On September 4, 1979, South Lakes began opening day with some 2,100 students in grades 7-11. A separate intermediate school for grades 7-8 was organized under principal Elizabeth Lodal. FCPS officials hoped to have the intermediate school building complete for the start of the 1980-81 school year on September 2, 1980, but that didn't come to fruition. When schools opened in September, students in grades 7-12 occupied the South Lakes building. The student body was again divided into two separate schools, one for the intermediate grades and another for the high school grades. For two months, students attended school on double-shifts with children in grades 9-12 attending school from 7:00 a.m. to 12:15 p.m., and students in grades 7-8 attending school from 12:30 p.m. to 5:15 p.m.

Our Namesake

In 1960, when the first intermediate schools opened, Fairfax County Public Schools began a longstanding tradition of naming such schools for famous authors and poets. During the 1979-80 school year, while our school was under construction, Principal Elizabeth Lodal began informally asking students and parents which American literary figure our school should be named for. Two names quickly rose to the top of the list: Edna St. Vincent Millay and Langston Hughes.  Both Millay and Hughes were born around the turn of the last century and became famous in New York City in the 1920s. Millay was considered the foremost female poet of her time, winning the Pulitzer Prize for poetry in 1923. Hughes, well known as a writer of poetry, prose, fiction, and children's books passed away in 1967, and at the time of our school's construction there was a national resurgence of interest in his work. On June 12, 1980, the Fairfax County School Board officially named the intermediate school at South Lakes the Langston Hughes Intermediate School. Our school was renamed Langston Hughes Middle School in the early 1990s.  

Why was poet Langston Hughes so famous?

Moving Day

Wednesday, November 5, 1980 was a very memorable day for Langston Hughes Intermediate School students and staff. This was the first day our new school building was open to students. Newspapers recorded that a cheering army of 953 seventh and eighth graders marched over from South Lakes High School carrying boxes of books. A ribbon cutting ceremony was held at which Langston Hughes' poetry was read. The ceremony also featured band music, colorful banners, and an ice cream social. An air sculpture of immense balloons, created under the auspices of the Greater Reston Arts Center, was launched with more cheers.

The First Day

Monday, November 10, 1980, marked the first day of classes in the newly opened Langston Hughes Intermediate School building. Some sections of the building were roped off because construction work was still in progress. These areas included the gymnasium, industrial arts classrooms, and the school kitchen. In the meantime, students were served cold "Super Sack" lunches of sandwiches and fruit. Our school was officially dedicated at a ceremony on May 17, 1981. Hughes Intermediate School was the pride of the Reston community, and the recurring theme in all of the speeches given that Sunday afternoon was that of a dream come true.

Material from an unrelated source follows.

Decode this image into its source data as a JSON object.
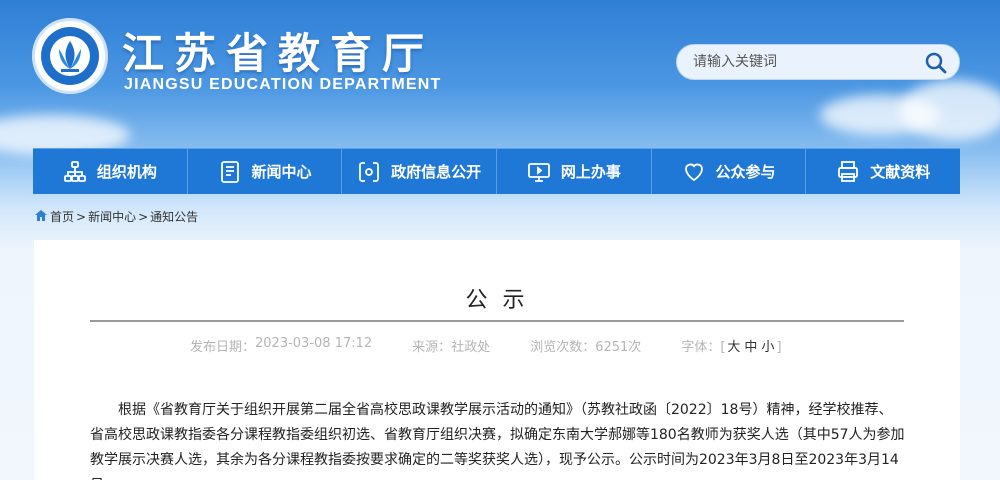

Our school orchestra played during the ceremony and the school chorus sang Langston Hughes' poem “Hold Fast to Dreams,” which they set to music.

Design and Construction

Langston Hughes Middle School was designed by architect Douglas Carter of the firm Davis, Smith, Carter and Rider, Inc. Carter's design was also used for Rocky Run Middle School, and both buildings were planned to accommodate a total of 1,200 students. The construction contract for our building was awarded to the Caristo Construction Company in the amount of $5.5 million. Caristo Construction was contracted to build Langston Hughes and Rocky Run at the same time. Inadequate resources applied to the job by the contractor and specifically the electrical sub-contractor led to the delayed completion of our school.